> **TASK TO COMPLETE**
Give back the whole listing exactly as shown.
===== SOURCE MATERIAL =====
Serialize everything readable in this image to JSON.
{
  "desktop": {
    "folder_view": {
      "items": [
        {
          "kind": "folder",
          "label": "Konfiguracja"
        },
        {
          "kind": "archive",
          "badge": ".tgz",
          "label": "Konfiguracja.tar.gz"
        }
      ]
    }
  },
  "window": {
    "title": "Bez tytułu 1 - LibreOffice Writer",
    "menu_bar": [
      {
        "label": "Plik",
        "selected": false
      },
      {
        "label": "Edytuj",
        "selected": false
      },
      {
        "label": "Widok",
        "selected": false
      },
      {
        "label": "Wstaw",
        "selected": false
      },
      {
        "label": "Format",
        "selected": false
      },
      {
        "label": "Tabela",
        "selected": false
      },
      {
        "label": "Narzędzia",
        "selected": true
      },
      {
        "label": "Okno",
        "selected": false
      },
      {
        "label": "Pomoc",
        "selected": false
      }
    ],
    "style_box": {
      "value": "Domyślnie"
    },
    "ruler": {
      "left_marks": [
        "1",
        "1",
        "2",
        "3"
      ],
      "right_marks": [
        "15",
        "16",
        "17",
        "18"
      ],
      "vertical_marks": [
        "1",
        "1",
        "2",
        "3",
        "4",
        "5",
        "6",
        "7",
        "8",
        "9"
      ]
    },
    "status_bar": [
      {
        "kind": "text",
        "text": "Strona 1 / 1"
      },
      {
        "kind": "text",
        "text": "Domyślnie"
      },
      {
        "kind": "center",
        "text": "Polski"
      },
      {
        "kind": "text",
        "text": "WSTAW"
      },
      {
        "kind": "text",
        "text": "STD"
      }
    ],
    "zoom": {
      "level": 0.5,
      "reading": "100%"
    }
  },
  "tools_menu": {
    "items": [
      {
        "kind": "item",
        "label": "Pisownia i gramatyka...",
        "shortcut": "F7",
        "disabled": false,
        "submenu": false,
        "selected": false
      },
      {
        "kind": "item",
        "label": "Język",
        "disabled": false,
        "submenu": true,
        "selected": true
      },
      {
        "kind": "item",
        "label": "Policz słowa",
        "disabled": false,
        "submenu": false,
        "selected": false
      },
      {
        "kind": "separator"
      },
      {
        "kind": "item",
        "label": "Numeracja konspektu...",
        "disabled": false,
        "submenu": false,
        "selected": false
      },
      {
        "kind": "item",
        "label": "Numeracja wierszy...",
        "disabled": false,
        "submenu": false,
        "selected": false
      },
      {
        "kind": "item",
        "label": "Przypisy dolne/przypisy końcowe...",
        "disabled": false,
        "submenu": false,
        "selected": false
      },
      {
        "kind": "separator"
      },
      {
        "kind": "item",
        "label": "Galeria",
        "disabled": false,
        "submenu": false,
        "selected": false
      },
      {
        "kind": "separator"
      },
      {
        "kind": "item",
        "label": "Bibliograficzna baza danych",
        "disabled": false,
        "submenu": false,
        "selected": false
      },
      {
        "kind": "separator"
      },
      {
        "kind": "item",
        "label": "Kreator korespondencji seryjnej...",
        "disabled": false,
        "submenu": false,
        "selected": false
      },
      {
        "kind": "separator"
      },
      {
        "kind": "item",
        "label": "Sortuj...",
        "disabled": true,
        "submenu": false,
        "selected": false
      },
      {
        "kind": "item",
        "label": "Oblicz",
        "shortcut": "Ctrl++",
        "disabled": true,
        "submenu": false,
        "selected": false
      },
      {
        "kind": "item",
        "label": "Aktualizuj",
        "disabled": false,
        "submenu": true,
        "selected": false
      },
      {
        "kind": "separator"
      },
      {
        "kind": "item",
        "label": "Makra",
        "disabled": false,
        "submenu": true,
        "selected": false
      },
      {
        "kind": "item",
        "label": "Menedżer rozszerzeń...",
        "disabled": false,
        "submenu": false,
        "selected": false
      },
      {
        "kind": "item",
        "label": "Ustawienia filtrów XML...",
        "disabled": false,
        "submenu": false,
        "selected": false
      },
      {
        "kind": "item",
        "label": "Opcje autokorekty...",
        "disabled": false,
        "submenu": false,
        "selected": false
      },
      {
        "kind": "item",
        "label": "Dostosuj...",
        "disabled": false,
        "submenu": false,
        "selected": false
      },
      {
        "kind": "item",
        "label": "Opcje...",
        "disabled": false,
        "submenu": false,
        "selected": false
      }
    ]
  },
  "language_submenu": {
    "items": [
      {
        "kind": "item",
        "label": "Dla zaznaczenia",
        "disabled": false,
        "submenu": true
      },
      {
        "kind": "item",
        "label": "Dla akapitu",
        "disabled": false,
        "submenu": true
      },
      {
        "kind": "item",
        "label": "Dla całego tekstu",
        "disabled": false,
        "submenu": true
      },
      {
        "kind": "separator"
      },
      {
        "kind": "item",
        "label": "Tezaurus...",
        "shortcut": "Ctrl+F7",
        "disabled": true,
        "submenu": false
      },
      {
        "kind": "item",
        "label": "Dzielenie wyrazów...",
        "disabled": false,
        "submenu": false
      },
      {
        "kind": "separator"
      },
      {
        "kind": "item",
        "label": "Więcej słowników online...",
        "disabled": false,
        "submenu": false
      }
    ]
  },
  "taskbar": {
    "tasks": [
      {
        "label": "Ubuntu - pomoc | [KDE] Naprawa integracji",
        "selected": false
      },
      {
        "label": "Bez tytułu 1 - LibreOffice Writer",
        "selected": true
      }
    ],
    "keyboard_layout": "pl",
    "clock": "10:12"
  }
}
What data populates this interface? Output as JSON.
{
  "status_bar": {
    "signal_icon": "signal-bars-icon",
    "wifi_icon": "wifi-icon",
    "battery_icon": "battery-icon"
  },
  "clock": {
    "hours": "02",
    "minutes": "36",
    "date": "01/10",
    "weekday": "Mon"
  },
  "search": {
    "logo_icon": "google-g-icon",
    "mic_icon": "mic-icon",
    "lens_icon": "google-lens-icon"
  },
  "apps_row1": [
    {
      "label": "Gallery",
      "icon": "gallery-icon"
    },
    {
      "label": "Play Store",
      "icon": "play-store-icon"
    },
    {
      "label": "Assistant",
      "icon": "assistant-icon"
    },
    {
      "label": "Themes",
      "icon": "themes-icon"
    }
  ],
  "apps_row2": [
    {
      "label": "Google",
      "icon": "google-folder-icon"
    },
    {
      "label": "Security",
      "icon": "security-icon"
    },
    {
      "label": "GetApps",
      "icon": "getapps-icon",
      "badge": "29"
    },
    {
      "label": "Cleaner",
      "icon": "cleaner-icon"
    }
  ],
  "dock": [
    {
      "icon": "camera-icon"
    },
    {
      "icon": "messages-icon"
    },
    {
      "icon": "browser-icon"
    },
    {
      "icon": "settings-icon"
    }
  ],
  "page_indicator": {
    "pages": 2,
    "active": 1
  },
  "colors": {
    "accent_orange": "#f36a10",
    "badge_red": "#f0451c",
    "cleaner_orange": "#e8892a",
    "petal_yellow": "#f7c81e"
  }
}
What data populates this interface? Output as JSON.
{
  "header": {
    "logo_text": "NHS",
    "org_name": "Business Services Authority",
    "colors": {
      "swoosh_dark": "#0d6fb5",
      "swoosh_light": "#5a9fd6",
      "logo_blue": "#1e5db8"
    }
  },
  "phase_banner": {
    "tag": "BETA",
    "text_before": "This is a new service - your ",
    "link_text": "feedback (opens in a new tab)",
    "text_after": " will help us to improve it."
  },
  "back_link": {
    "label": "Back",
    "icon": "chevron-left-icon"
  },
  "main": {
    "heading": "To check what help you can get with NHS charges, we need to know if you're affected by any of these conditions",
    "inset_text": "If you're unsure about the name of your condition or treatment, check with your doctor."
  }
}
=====
> **EXERCISE RESULT**
Serialize everything readable in this image to JSON.
{
  "desktop": {
    "folder_view": {
      "items": [
        {
          "kind": "folder",
          "label": "Konfiguracja"
        },
        {
          "kind": "archive",
          "badge": ".tgz",
          "label": "Konfiguracja.tar.gz"
        }
      ]
    }
  },
  "window": {
    "title": "Bez tytułu 1 - LibreOffice Writer",
    "menu_bar": [
      {
        "label": "Plik",
        "selected": false
      },
      {
        "label": "Edytuj",
        "selected": false
      },
      {
        "label": "Widok",
        "selected": false
      },
      {
        "label": "Wstaw",
        "selected": false
      },
      {
        "label": "Format",
        "selected": false
      },
      {
        "label": "Tabela",
        "selected": false
      },
      {
        "label": "Narzędzia",
        "selected": true
      },
      {
        "label": "Okno",
        "selected": false
      },
      {
        "label": "Pomoc",
        "selected": false
      }
    ],
    "style_box": {
      "value": "Domyślnie"
    },
    "ruler": {
      "left_marks": [
        "1",
        "1",
        "2",
        "3"
      ],
      "right_marks": [
        "15",
        "16",
        "17",
        "18"
      ],
      "vertical_marks": [
        "1",
        "1",
        "2",
        "3",
        "4",
        "5",
        "6",
        "7",
        "8",
        "9"
      ]
    },
    "status_bar": [
      {
        "kind": "text",
        "text": "Strona 1 / 1"
      },
      {
        "kind": "text",
        "text": "Domyślnie"
      },
      {
        "kind": "center",
        "text": "Polski"
      },
      {
        "kind": "text",
        "text": "WSTAW"
      },
      {
        "kind": "text",
        "text": "STD"
      }
    ],
    "zoom": {
      "level": 0.5,
      "reading": "100%"
    }
  },
  "tools_menu": {
    "items": [
      {
        "kind": "item",
        "label": "Pisownia i gramatyka...",
        "shortcut": "F7",
        "disabled": false,
        "submenu": false,
        "selected": false
      },
      {
        "kind": "item",
        "label": "Język",
        "disabled": false,
        "submenu": true,
        "selected": true
      },
      {
        "kind": "item",
        "label": "Policz słowa",
        "disabled": false,
        "submenu": false,
        "selected": false
      },
      {
        "kind": "separator"
      },
      {
        "kind": "item",
        "label": "Numeracja konspektu...",
        "disabled": false,
        "submenu": false,
        "selected": false
      },
      {
        "kind": "item",
        "label": "Numeracja wierszy...",
        "disabled": false,
        "submenu": false,
        "selected": false
      },
      {
        "kind": "item",
        "label": "Przypisy dolne/przypisy końcowe...",
        "disabled": false,
        "submenu": false,
        "selected": false
      },
      {
        "kind": "separator"
      },
      {
        "kind": "item",
        "label": "Galeria",
        "disabled": false,
        "submenu": false,
        "selected": false
      },
      {
        "kind": "separator"
      },
      {
        "kind": "item",
        "label": "Bibliograficzna baza danych",
        "disabled": false,
        "submenu": false,
        "selected": false
      },
      {
        "kind": "separator"
      },
      {
        "kind": "item",
        "label": "Kreator korespondencji seryjnej...",
        "disabled": false,
        "submenu": false,
        "selected": false
      },
      {
        "kind": "separator"
      },
      {
        "kind": "item",
        "label": "Sortuj...",
        "disabled": true,
        "submenu": false,
        "selected": false
      },
      {
        "kind": "item",
        "label": "Oblicz",
        "shortcut": "Ctrl++",
        "disabled": true,
        "submenu": false,
        "selected": false
      },
      {
        "kind": "item",
        "label": "Aktualizuj",
        "disabled": false,
        "submenu": true,
        "selected": false
      },
      {
        "kind": "separator"
      },
      {
        "kind": "item",
        "label": "Makra",
        "disabled": false,
        "submenu": true,
        "selected": false
      },
      {
        "kind": "item",
        "label": "Menedżer rozszerzeń...",
        "disabled": false,
        "submenu": false,
        "selected": false
      },
      {
        "kind": "item",
        "label": "Ustawienia filtrów XML...",
        "disabled": false,
        "submenu": false,
        "selected": false
      },
      {
        "kind": "item",
        "label": "Opcje autokorekty...",
        "disabled": false,
        "submenu": false,
        "selected": false
      },
      {
        "kind": "item",
        "label": "Dostosuj...",
        "disabled": false,
        "submenu": false,
        "selected": false
      },
      {
        "kind": "item",
        "label": "Opcje...",
        "disabled": false,
        "submenu": false,
        "selected": false
      }
    ]
  },
  "language_submenu": {
    "items": [
      {
        "kind": "item",
        "label": "Dla zaznaczenia",
        "disabled": false,
        "submenu": true
      },
      {
        "kind": "item",
        "label": "Dla akapitu",
        "disabled": false,
        "submenu": true
      },
      {
        "kind": "item",
        "label": "Dla całego tekstu",
        "disabled": false,
        "submenu": true
      },
      {
        "kind": "separator"
      },
      {
        "kind": "item",
        "label": "Tezaurus...",
        "shortcut": "Ctrl+F7",
        "disabled": true,
        "submenu": false
      },
      {
        "kind": "item",
        "label": "Dzielenie wyrazów...",
        "disabled": false,
        "submenu": false
      },
      {
        "kind": "separator"
      },
      {
        "kind": "item",
        "label": "Więcej słowników online...",
        "disabled": false,
        "submenu": false
      }
    ]
  },
  "taskbar": {
    "tasks": [
      {
        "label": "Ubuntu - pomoc | [KDE] Naprawa integracji",
        "selected": false
      },
      {
        "label": "Bez tytułu 1 - LibreOffice Writer",
        "selected": true
      }
    ],
    "keyboard_layout": "pl",
    "clock": "10:12"
  }
}
What data populates this interface? Output as JSON.
{
  "status_bar": {
    "signal_icon": "signal-bars-icon",
    "wifi_icon": "wifi-icon",
    "battery_icon": "battery-icon"
  },
  "clock": {
    "hours": "02",
    "minutes": "36",
    "date": "01/10",
    "weekday": "Mon"
  },
  "search": {
    "logo_icon": "google-g-icon",
    "mic_icon": "mic-icon",
    "lens_icon": "google-lens-icon"
  },
  "apps_row1": [
    {
      "label": "Gallery",
      "icon": "gallery-icon"
    },
    {
      "label": "Play Store",
      "icon": "play-store-icon"
    },
    {
      "label": "Assistant",
      "icon": "assistant-icon"
    },
    {
      "label": "Themes",
      "icon": "themes-icon"
    }
  ],
  "apps_row2": [
    {
      "label": "Google",
      "icon": "google-folder-icon"
    },
    {
      "label": "Security",
      "icon": "security-icon"
    },
    {
      "label": "GetApps",
      "icon": "getapps-icon",
      "badge": "29"
    },
    {
      "label": "Cleaner",
      "icon": "cleaner-icon"
    }
  ],
  "dock": [
    {
      "icon": "camera-icon"
    },
    {
      "icon": "messages-icon"
    },
    {
      "icon": "browser-icon"
    },
    {
      "icon": "settings-icon"
    }
  ],
  "page_indicator": {
    "pages": 2,
    "active": 1
  },
  "colors": {
    "accent_orange": "#f36a10",
    "badge_red": "#f0451c",
    "cleaner_orange": "#e8892a",
    "petal_yellow": "#f7c81e"
  }
}
What data populates this interface? Output as JSON.
{
  "header": {
    "logo_text": "NHS",
    "org_name": "Business Services Authority",
    "colors": {
      "swoosh_dark": "#0d6fb5",
      "swoosh_light": "#5a9fd6",
      "logo_blue": "#1e5db8"
    }
  },
  "phase_banner": {
    "tag": "BETA",
    "text_before": "This is a new service - your ",
    "link_text": "feedback (opens in a new tab)",
    "text_after": " will help us to improve it."
  },
  "back_link": {
    "label": "Back",
    "icon": "chevron-left-icon"
  },
  "main": {
    "heading": "To check what help you can get with NHS charges, we need to know if you're affected by any of these conditions",
    "inset_text": "If you're unsure about the name of your condition or treatment, check with your doctor."
  }
}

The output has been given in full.